"Wrong, yes, that's it, it was all wrong, every moment with you was wrong. But yesterday… you were right," I manage through the tears.

"Don't you see?" she whispers, "There is no good or bad, right or wrong, there's just people and what's happens between them."

"Yeah, "I whisper back, "I get that."

Shades of gray, so many different shades of gray. Our relationship, a charcoal drawing, some white, some black, but mostly just grays, filling in the paper, canvas, the crumbled up napkins in my pocket. So many words on them, words she made me feel.

I stare down at my combat boots, they're important see, I shine them daily, usually twice. They're spotless and spit-shined, like our relationship was until it broke.

Like the soles of the boots finally treaded down to a thin layer of rubber, it broke, the aging leather finally squeaking, the too tired and worn to keep going.

And I realize, no amount of boot polish is going to fix us up. Because like these boots, we looked good on the outside, but all the polish did was cover it up.

My God, I'm here crying in front of her and all I can think of is my boots.

How far gone am I?

But then I'm crying in front of her, like I never have before.

Maybe it's not broken.

"Dagmar," she tries again, and my name, it's like a prayer. A prayer that comes only when she says it. "Come back."

I sigh, feeling myself give in, "Try again?"

"Let's go get a cup of coffee," she says, pleading with me with those beautiful eyes. "Please. Just coffee, no promises."

I start walking back to the diner.

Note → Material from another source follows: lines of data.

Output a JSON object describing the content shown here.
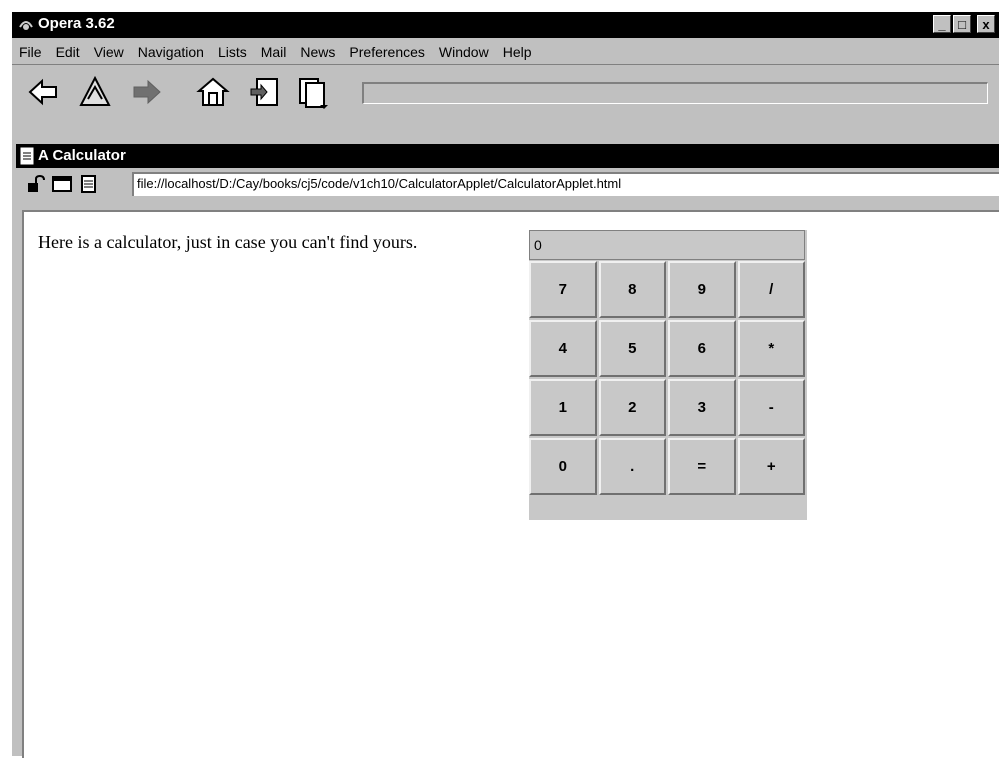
{
  "window": {
    "title": "Opera 3.62"
  },
  "window_buttons": {
    "minimize": "_",
    "restore": "□",
    "close": "x"
  },
  "menu": [
    "File",
    "Edit",
    "View",
    "Navigation",
    "Lists",
    "Mail",
    "News",
    "Preferences",
    "Window",
    "Help"
  ],
  "toolbar": {
    "icons": [
      "back-arrow-icon",
      "hotlist-icon",
      "forward-arrow-icon",
      "home-icon",
      "load-images-icon",
      "page-list-icon"
    ]
  },
  "document": {
    "title": "A Calculator",
    "url": "file://localhost/D:/Cay/books/cj5/code/v1ch10/CalculatorApplet/CalculatorApplet.html",
    "intro_text": "Here is a calculator, just in case you can't find yours."
  },
  "calculator": {
    "display": "0",
    "keys": [
      "7",
      "8",
      "9",
      "/",
      "4",
      "5",
      "6",
      "*",
      "1",
      "2",
      "3",
      "-",
      "0",
      ".",
      "=",
      "+"
    ]
  },
  "colors": {
    "title_bar": "#000000",
    "chrome": "#c0c0c0",
    "content_bg": "#ffffff"
  }
}
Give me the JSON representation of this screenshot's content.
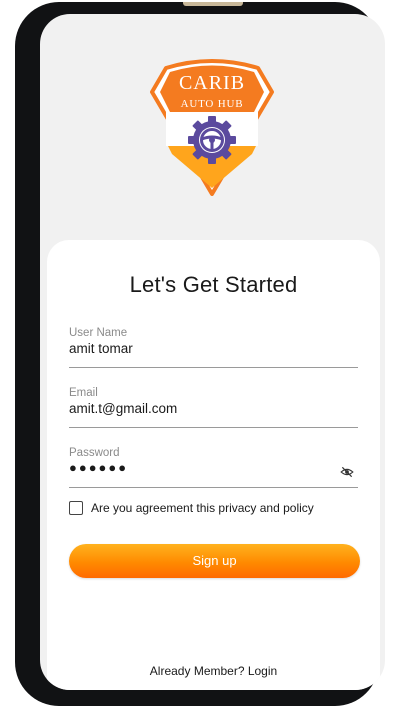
{
  "logo": {
    "line1": "CARIB",
    "line2": "AUTO HUB",
    "colors": {
      "orange": "#f47b20",
      "gold": "#ffa51c",
      "purple": "#5b4a9e"
    }
  },
  "form": {
    "title": "Let's Get Started",
    "username": {
      "label": "User Name",
      "value": "amit tomar"
    },
    "email": {
      "label": "Email",
      "value": "amit.t@gmail.com"
    },
    "password": {
      "label": "Password",
      "value": "●●●●●●",
      "toggle_icon": "eye-off-icon"
    },
    "agreement_label": "Are you agreement this privacy and policy",
    "agreement_checked": false,
    "signup_label": "Sign up",
    "login_prompt": "Already Member? Login"
  },
  "colors": {
    "accent_start": "#ffb21e",
    "accent_end": "#ff6a00",
    "screen_bg": "#f1f1f1",
    "card_bg": "#ffffff"
  }
}
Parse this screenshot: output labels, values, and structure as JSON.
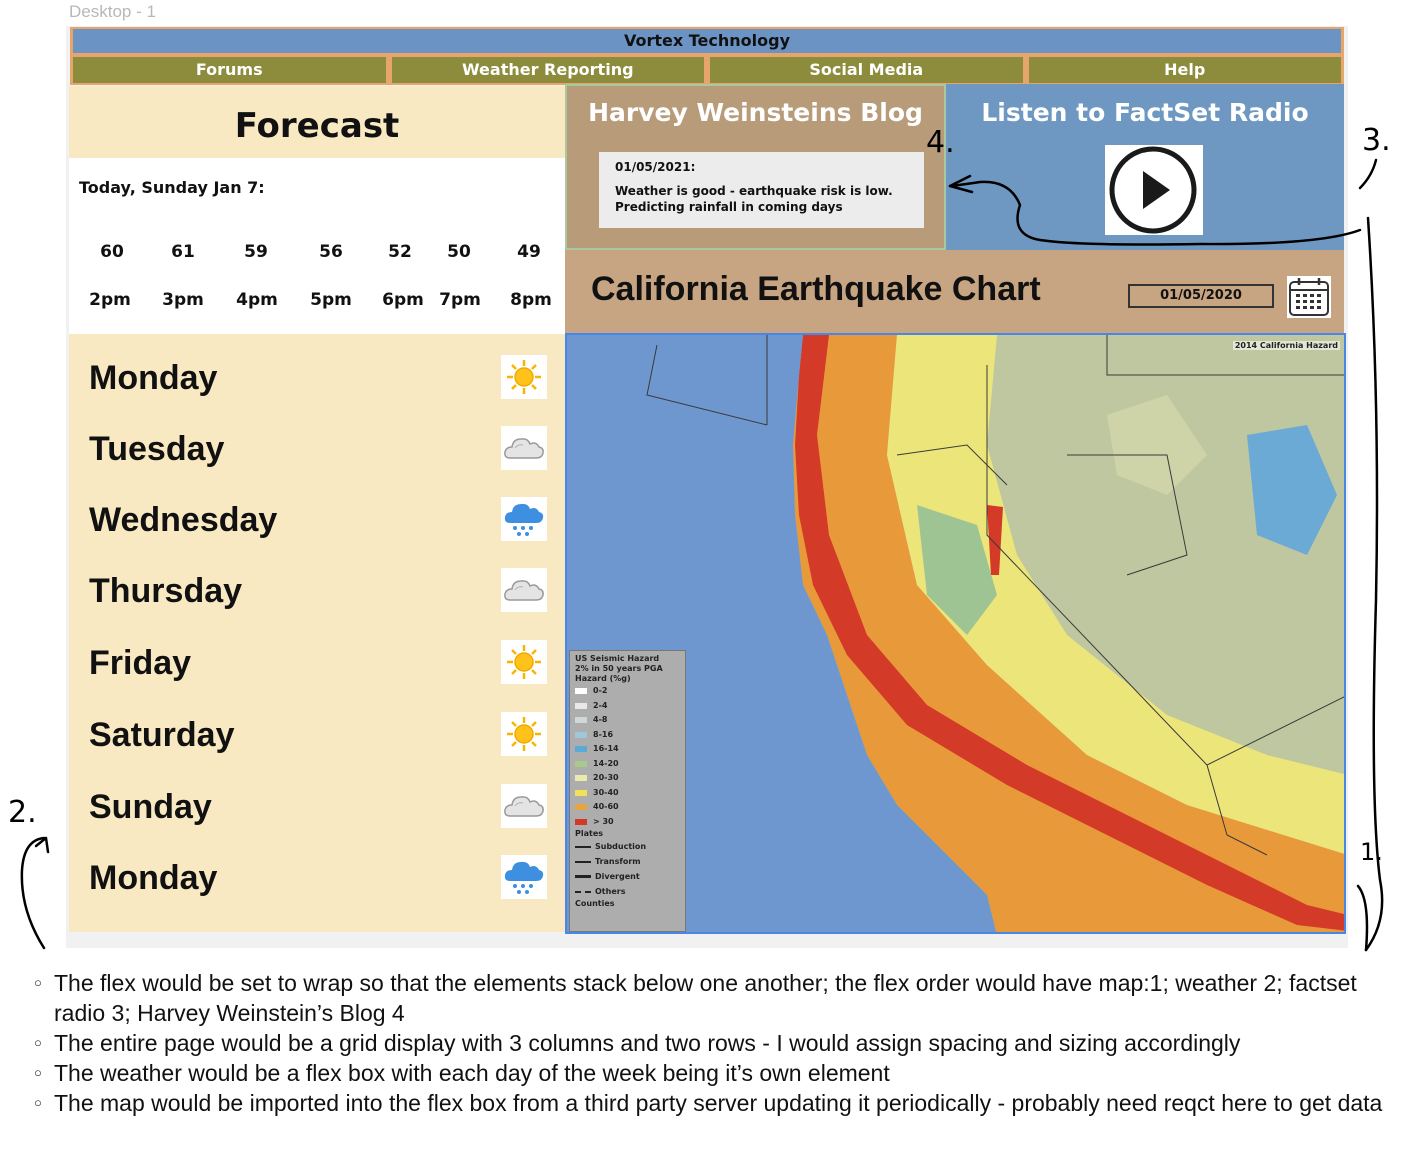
{
  "frame": {
    "label": "Desktop - 1"
  },
  "header": {
    "title": "Vortex Technology"
  },
  "nav": {
    "items": [
      {
        "label": "Forums"
      },
      {
        "label": "Weather Reporting"
      },
      {
        "label": "Social Media"
      },
      {
        "label": "Help"
      }
    ]
  },
  "forecast": {
    "title": "Forecast",
    "today": "Today, Sunday Jan 7:",
    "hourly": [
      {
        "temp": "60",
        "time": "2pm"
      },
      {
        "temp": "61",
        "time": "3pm"
      },
      {
        "temp": "59",
        "time": "4pm"
      },
      {
        "temp": "56",
        "time": "5pm"
      },
      {
        "temp": "52",
        "time": "6pm"
      },
      {
        "temp": "50",
        "time": "7pm"
      },
      {
        "temp": "49",
        "time": "8pm"
      }
    ],
    "days": [
      {
        "name": "Monday",
        "icon": "sun-icon"
      },
      {
        "name": "Tuesday",
        "icon": "cloud-icon"
      },
      {
        "name": "Wednesday",
        "icon": "rain-cloud-icon"
      },
      {
        "name": "Thursday",
        "icon": "cloud-icon"
      },
      {
        "name": "Friday",
        "icon": "sun-icon"
      },
      {
        "name": "Saturday",
        "icon": "sun-icon"
      },
      {
        "name": "Sunday",
        "icon": "cloud-icon"
      },
      {
        "name": "Monday",
        "icon": "rain-cloud-icon"
      }
    ]
  },
  "blog": {
    "title": "Harvey Weinsteins Blog",
    "date": "01/05/2021:",
    "text_line1": "Weather is good - earthquake risk is low.",
    "text_line2": "Predicting rainfall in coming days"
  },
  "radio": {
    "title": "Listen to FactSet Radio",
    "icon": "play-icon"
  },
  "earthquake": {
    "title": "California Earthquake Chart",
    "date_value": "01/05/2020",
    "calendar_icon": "calendar-icon",
    "map_title": "2014 California Hazard",
    "legend": {
      "title_line1": "US Seismic Hazard",
      "title_line2": "2% in 50 years PGA",
      "unit": "Hazard (%g)",
      "bins": [
        {
          "label": "0-2",
          "color": "#ffffff"
        },
        {
          "label": "2-4",
          "color": "#e8e8e8"
        },
        {
          "label": "4-8",
          "color": "#cfd8d6"
        },
        {
          "label": "8-16",
          "color": "#9fc6d9"
        },
        {
          "label": "16-14",
          "color": "#5aa9d6"
        },
        {
          "label": "14-20",
          "color": "#a9c98a"
        },
        {
          "label": "20-30",
          "color": "#eaeab0"
        },
        {
          "label": "30-40",
          "color": "#f0e05a"
        },
        {
          "label": "40-60",
          "color": "#e8a440"
        },
        {
          "label": "> 30",
          "color": "#d23a28"
        }
      ],
      "plates_label": "Plates",
      "plates": [
        "Subduction",
        "Transform",
        "Divergent",
        "Others"
      ],
      "counties_label": "Counties"
    }
  },
  "annotations": {
    "n1": "1.",
    "n2": "2.",
    "n3": "3.",
    "n4": "4."
  },
  "notes": [
    "The flex would be set to wrap so that the elements stack below one another; the flex order would have map:1; weather 2; factset radio 3; Harvey Weinstein’s Blog 4",
    "The entire page would be a grid display with 3 columns and two rows - I would assign spacing and sizing accordingly",
    "The weather would be a flex box with each day of the week being it’s own element",
    "The map would be imported into the flex box from a third party server updating it periodically - probably need reqct here to get data"
  ],
  "colors": {
    "header_blue": "#6b93c3",
    "nav_olive": "#8c8c3c",
    "forecast_cream": "#f8e9c2",
    "blog_tan": "#b89c7a",
    "radio_blue": "#6e98c2",
    "map_border": "#4a86e8"
  }
}
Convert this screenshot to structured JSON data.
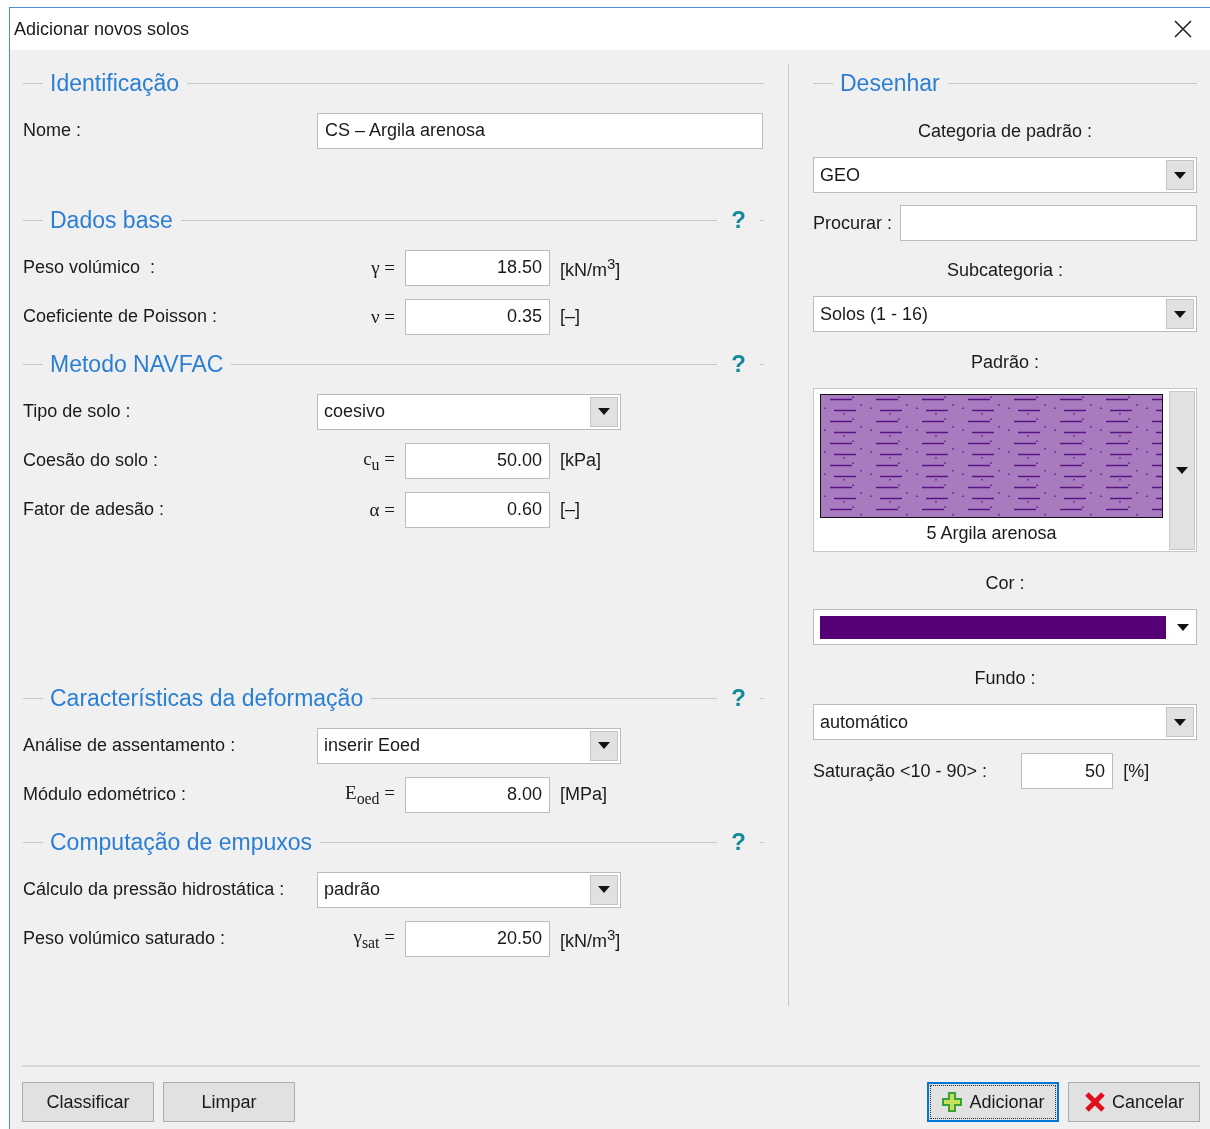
{
  "window": {
    "title": "Adicionar novos solos"
  },
  "sections": [
    {
      "title": "Identificação",
      "rows": [
        {
          "kind": "text",
          "label": "Nome :",
          "value": "CS – Argila arenosa"
        }
      ]
    },
    {
      "title": "Dados base",
      "help": "?",
      "rows": [
        {
          "kind": "number",
          "label": "Peso volúmico  :",
          "symbol": "γ =",
          "value": "18.50",
          "unit": "[kN/m$^{3}$]"
        },
        {
          "kind": "number",
          "label": "Coeficiente de Poisson :",
          "symbol": "ν =",
          "value": "0.35",
          "unit": "[–]"
        }
      ]
    },
    {
      "title": "Metodo NAVFAC",
      "help": "?",
      "rows": [
        {
          "kind": "dropdown",
          "label": "Tipo de solo :",
          "value": "coesivo"
        },
        {
          "kind": "number",
          "label": "Coesão do solo :",
          "symbol": "c$_{u}$ =",
          "value": "50.00",
          "unit": "[kPa]"
        },
        {
          "kind": "number",
          "label": "Fator de adesão :",
          "symbol": "α =",
          "value": "0.60",
          "unit": "[–]"
        }
      ]
    },
    {
      "title": "Características da deformação",
      "help": "?",
      "rows": [
        {
          "kind": "dropdown",
          "label": "Análise de assentamento :",
          "value": "inserir Eoed"
        },
        {
          "kind": "number",
          "label": "Módulo edométrico :",
          "symbol": "E$_{oed}$ =",
          "value": "8.00",
          "unit": "[MPa]"
        }
      ]
    },
    {
      "title": "Computação de empuxos",
      "help": "?",
      "rows": [
        {
          "kind": "dropdown",
          "label": "Cálculo da pressão hidrostática :",
          "value": "padrão"
        },
        {
          "kind": "number",
          "label": "Peso volúmico saturado :",
          "symbol": "γ$_{sat}$ =",
          "value": "20.50",
          "unit": "[kN/m$^{3}$]"
        }
      ]
    }
  ],
  "draw": {
    "title": "Desenhar",
    "category": {
      "label": "Categoria de padrão :",
      "value": "GEO"
    },
    "search": {
      "label": "Procurar :"
    },
    "subcategory": {
      "label": "Subcategoria :",
      "value": "Solos (1 - 16)"
    },
    "pattern": {
      "label": "Padrão :",
      "name": "5 Argila arenosa"
    },
    "color": {
      "label": "Cor :",
      "color": "#560078"
    },
    "background": {
      "label": "Fundo :",
      "value": "automático"
    },
    "saturation": {
      "label": "Saturação <10 - 90> :",
      "value": "50",
      "unit": "[%]"
    }
  },
  "footer": {
    "left_buttons": [
      {
        "label": "Classificar"
      },
      {
        "label": "Limpar"
      }
    ],
    "right_buttons": [
      {
        "label": "Adicionar",
        "kind": "add",
        "focused": true
      },
      {
        "label": "Cancelar",
        "kind": "cancel",
        "focused": false
      }
    ]
  }
}
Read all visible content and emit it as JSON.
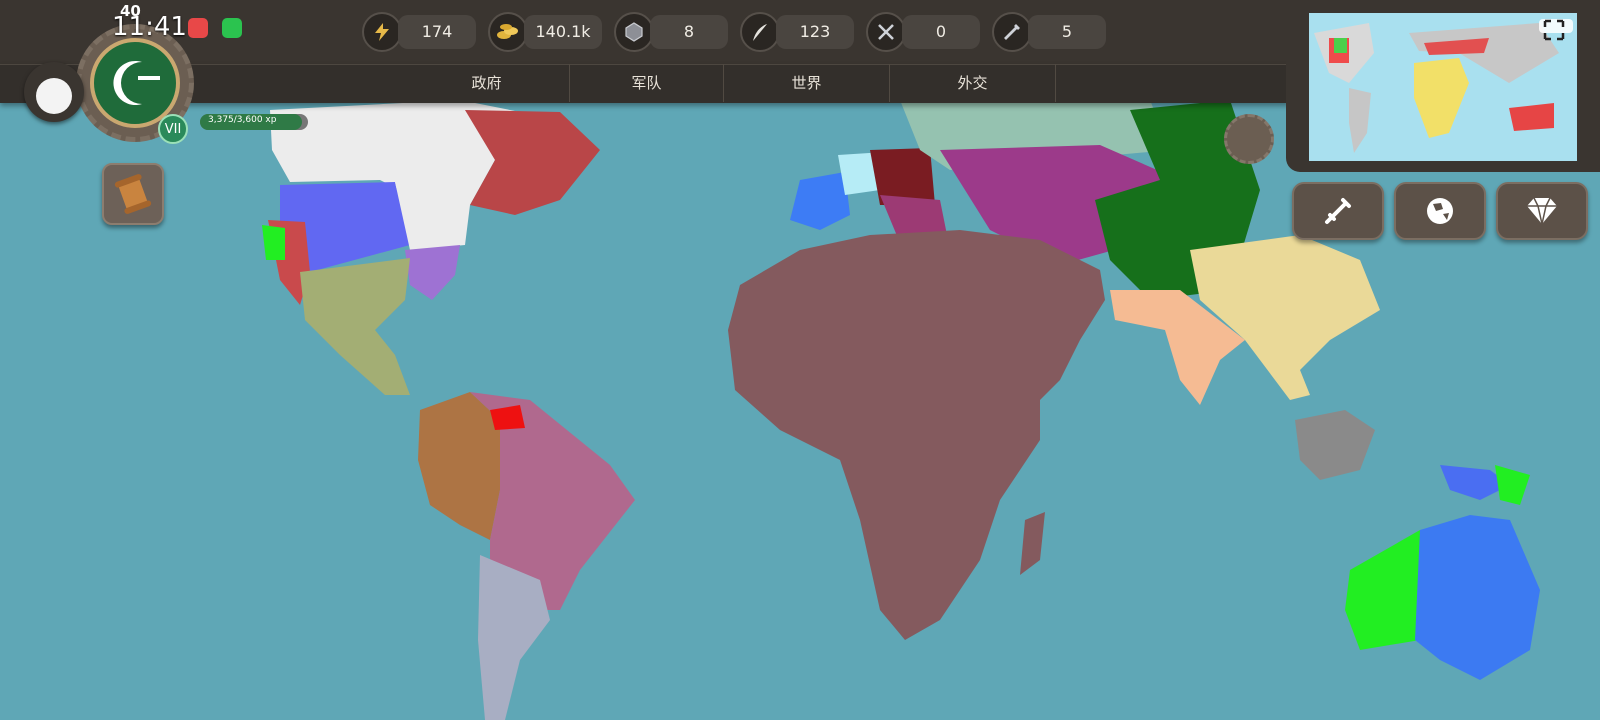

There are no promises, no tomorrow, I understand that. But when you're willing to sit down for coffee with someone…

It's a start.